Yesterday we arrived in Bangkok where we’ll be for the next eight days. Then the rest of the month will be spent in India! Expect a lot of posts on food – elasticated waistbands at the ready!
We arrive in New Delhi on the 9th and will be heading straight to Ankit’s hometown of Dehradun, where we’ll be spending the first few days. We’ll also head up to the hill station of Mussorie, which is supposed to be very picturesque.

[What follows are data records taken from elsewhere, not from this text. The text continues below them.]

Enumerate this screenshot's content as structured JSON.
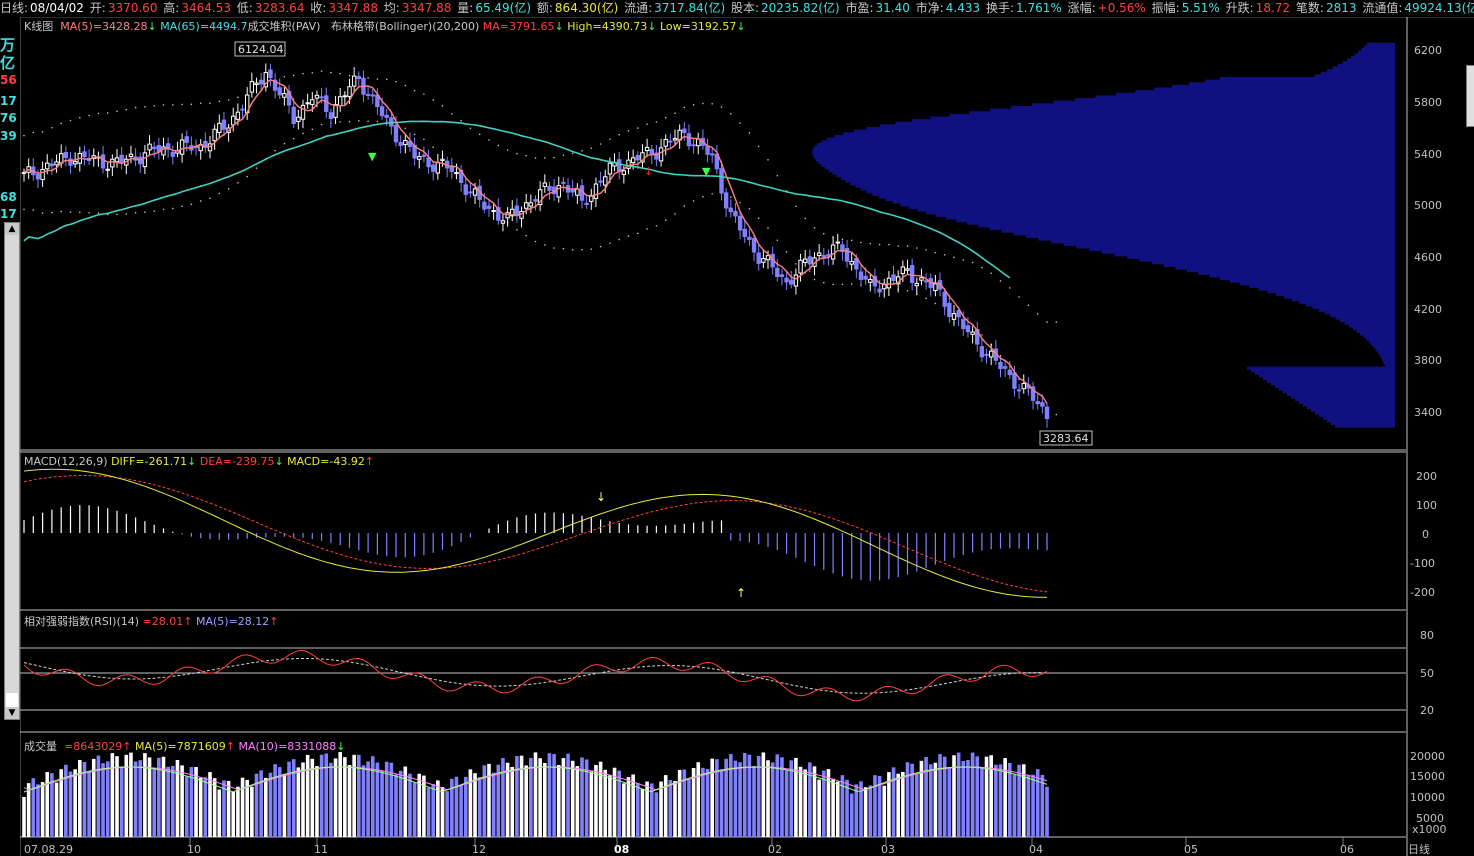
{
  "topbar": {
    "date_label": "日线:",
    "date": "08/04/02",
    "open_label": "开:",
    "open": "3370.60",
    "high_label": "高:",
    "high": "3464.53",
    "low_label": "低:",
    "low": "3283.64",
    "close_label": "收:",
    "close": "3347.88",
    "avg_label": "均:",
    "avg": "3347.88",
    "vol_label": "量:",
    "vol": "65.49(亿)",
    "amt_label": "额:",
    "amt": "864.30(亿)",
    "float_label": "流通:",
    "float": "3717.84(亿)",
    "shares_label": "股本:",
    "shares": "20235.82(亿)",
    "pe_label": "市盈:",
    "pe": "31.40",
    "pb_label": "市净:",
    "pb": "4.433",
    "turnover_label": "换手:",
    "turnover": "1.761%",
    "change_label": "涨幅:",
    "change": "+0.56%",
    "amplitude_label": "振幅:",
    "amplitude": "5.51%",
    "rise_label": "升跌:",
    "rise": "18.72",
    "trades_label": "笔数:",
    "trades": "2813",
    "mcap_label": "流通值:",
    "mcap": "49924.13(亿)"
  },
  "left_strip": {
    "unit1": "万",
    "unit2": "亿",
    "vals": [
      "56",
      "17",
      "76",
      "39",
      "68",
      "17"
    ]
  },
  "kline_panel": {
    "title": "K线图",
    "ma5": "MA(5)=3428.28",
    "ma65": "MA(65)=4494.7",
    "pav": "成交堆积(PAV)",
    "boll": "布林格带(Bollinger)(20,200)",
    "boll_ma": "MA=3791.65",
    "boll_high": "High=4390.73",
    "boll_low": "Low=3192.57",
    "max_label": "6124.04",
    "min_label": "3283.64",
    "yticks": [
      "6200",
      "5800",
      "5400",
      "5000",
      "4600",
      "4200",
      "3800",
      "3400"
    ]
  },
  "macd_panel": {
    "title": "MACD",
    "params": "(12,26,9)",
    "diff": "DIFF=-261.71",
    "dea": "DEA=-239.75",
    "macd": "MACD=-43.92",
    "yticks": [
      "200",
      "100",
      "0",
      "-100",
      "-200"
    ]
  },
  "rsi_panel": {
    "title": "相对强弱指数(RSI)",
    "params": "(14)",
    "rsi": "=28.01",
    "ma5": "MA(5)=28.12",
    "yticks": [
      "80",
      "50",
      "20"
    ]
  },
  "vol_panel": {
    "title": "成交量",
    "vol": "=8643029",
    "ma5": "MA(5)=7871609",
    "ma10": "MA(10)=8331088",
    "yticks": [
      "20000",
      "15000",
      "10000",
      "5000"
    ],
    "unit": "x1000"
  },
  "x_axis": {
    "labels": [
      "07.08.29",
      "10",
      "11",
      "12",
      "08",
      "02",
      "03",
      "04",
      "05",
      "06"
    ],
    "period": "日线"
  },
  "colors": {
    "up": "#ffffff",
    "down": "#8080ff",
    "ma5": "#ff8080",
    "ma65": "#40d0c0",
    "pav": "#101080",
    "grid": "#c0c0c0"
  }
}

After that, the plans are a little hazy. Initially we wanted to catch a flight to Kerala, but with tickets costing almost AED900 each, we’re now wondering whether we’ll be able to. We’ll also be visiting Agra, Punjab and Rajasthan after Diwali, but this will more than likely be during the first month of November. Keep your eyes peeled on Facebook for further updates!